(Stored data)
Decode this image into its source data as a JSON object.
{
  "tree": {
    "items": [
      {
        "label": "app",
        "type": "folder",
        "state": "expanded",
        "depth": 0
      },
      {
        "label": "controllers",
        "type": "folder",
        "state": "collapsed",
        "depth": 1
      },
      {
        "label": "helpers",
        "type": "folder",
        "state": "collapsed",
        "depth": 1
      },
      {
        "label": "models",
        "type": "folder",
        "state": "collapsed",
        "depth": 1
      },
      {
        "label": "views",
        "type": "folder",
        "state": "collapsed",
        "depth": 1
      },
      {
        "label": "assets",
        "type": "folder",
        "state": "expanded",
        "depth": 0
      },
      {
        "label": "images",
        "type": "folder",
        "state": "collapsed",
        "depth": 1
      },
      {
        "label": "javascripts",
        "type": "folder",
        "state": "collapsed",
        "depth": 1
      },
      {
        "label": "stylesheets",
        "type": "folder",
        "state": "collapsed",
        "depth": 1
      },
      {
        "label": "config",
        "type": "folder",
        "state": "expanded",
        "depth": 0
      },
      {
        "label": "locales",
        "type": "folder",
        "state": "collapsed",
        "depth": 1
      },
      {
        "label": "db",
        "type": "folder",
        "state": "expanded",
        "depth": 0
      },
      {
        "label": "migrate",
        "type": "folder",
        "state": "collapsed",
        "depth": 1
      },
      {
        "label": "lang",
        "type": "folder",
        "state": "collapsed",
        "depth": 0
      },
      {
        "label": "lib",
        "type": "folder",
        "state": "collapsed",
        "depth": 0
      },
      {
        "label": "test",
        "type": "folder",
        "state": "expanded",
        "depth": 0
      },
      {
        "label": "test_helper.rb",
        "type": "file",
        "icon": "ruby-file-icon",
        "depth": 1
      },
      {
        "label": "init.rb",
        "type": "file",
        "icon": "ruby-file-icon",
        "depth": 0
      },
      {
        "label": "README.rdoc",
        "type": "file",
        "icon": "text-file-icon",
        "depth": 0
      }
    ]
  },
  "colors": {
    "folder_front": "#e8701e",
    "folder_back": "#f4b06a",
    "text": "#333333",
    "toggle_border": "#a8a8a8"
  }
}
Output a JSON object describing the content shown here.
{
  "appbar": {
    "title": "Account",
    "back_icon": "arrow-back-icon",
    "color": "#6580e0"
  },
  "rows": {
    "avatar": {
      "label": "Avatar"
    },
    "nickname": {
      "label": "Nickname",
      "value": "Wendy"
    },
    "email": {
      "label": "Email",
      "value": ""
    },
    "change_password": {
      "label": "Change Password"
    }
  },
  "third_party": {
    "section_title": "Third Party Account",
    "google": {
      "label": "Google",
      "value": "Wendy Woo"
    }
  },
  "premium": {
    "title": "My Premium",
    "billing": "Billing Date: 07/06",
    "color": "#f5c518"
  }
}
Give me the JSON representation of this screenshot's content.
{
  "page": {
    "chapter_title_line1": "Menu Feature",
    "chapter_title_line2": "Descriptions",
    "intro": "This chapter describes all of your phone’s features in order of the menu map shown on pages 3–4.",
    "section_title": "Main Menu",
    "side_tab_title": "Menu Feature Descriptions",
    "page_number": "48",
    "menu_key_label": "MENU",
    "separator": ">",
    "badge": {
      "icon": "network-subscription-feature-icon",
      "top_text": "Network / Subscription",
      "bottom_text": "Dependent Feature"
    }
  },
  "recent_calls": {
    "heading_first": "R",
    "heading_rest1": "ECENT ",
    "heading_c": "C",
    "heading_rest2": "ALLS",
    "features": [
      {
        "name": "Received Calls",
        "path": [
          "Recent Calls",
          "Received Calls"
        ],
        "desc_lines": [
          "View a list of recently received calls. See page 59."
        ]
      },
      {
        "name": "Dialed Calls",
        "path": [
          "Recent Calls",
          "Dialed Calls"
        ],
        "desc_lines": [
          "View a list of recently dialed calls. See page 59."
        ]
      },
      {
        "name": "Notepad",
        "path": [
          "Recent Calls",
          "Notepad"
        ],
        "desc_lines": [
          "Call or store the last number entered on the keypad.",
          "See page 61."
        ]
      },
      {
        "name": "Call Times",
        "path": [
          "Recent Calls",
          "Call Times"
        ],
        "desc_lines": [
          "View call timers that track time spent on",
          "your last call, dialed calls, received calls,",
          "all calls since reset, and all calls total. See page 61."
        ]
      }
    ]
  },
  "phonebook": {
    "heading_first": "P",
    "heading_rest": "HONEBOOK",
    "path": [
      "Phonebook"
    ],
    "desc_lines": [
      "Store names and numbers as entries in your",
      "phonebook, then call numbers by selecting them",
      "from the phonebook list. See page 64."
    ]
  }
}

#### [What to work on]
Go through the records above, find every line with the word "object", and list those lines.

#### [Solution]
Decode this image into its source data as a JSON object.
Output a JSON object describing the content shown here.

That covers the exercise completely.